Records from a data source
=-=-=-=-=

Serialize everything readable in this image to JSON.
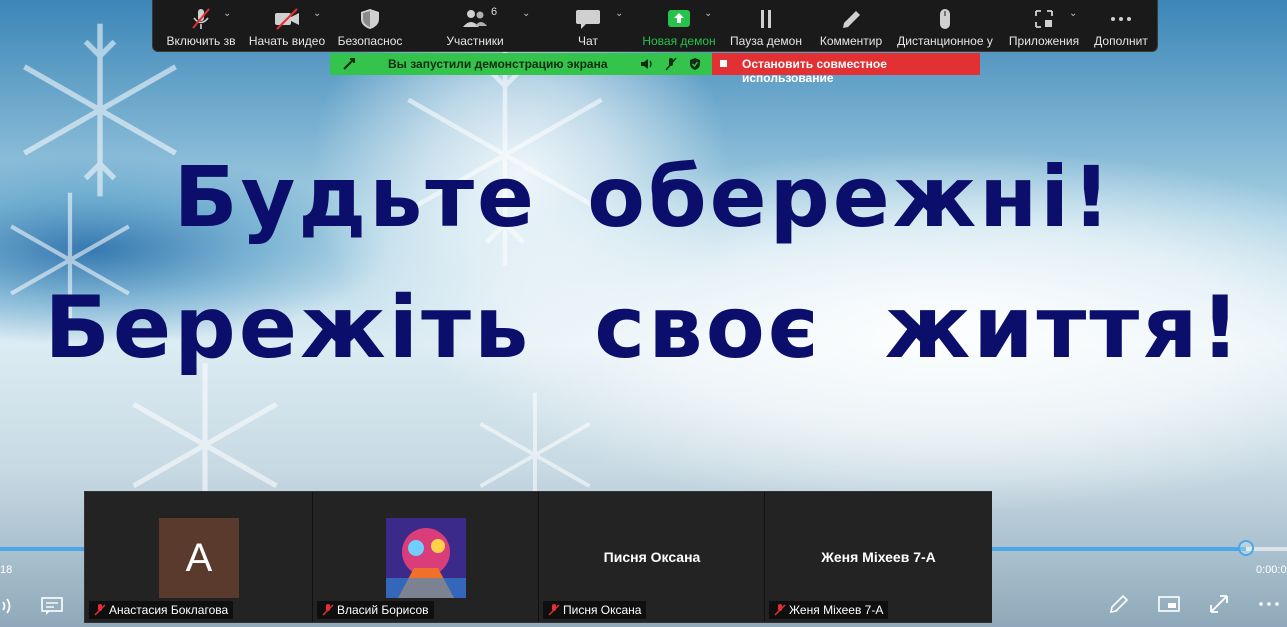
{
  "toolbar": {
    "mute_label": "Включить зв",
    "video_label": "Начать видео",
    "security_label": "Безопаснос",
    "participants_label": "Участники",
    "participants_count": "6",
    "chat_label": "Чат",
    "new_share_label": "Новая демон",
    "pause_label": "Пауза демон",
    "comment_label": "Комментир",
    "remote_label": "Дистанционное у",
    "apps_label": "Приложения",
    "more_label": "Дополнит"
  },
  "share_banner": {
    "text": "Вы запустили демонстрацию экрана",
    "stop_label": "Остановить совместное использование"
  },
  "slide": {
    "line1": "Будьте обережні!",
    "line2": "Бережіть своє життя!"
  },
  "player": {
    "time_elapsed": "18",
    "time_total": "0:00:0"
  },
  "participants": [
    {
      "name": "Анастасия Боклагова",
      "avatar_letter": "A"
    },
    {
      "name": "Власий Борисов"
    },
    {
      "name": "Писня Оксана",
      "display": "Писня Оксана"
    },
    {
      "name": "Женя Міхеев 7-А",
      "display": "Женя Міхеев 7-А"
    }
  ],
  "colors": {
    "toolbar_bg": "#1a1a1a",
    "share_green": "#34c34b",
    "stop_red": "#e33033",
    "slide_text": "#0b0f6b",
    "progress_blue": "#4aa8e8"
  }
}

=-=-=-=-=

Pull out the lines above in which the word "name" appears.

Answer to this task
      "name": "Анастасия Боклагова",
      "name": "Власий Борисов"
      "name": "Писня Оксана",
      "name": "Женя Міхеев 7-А",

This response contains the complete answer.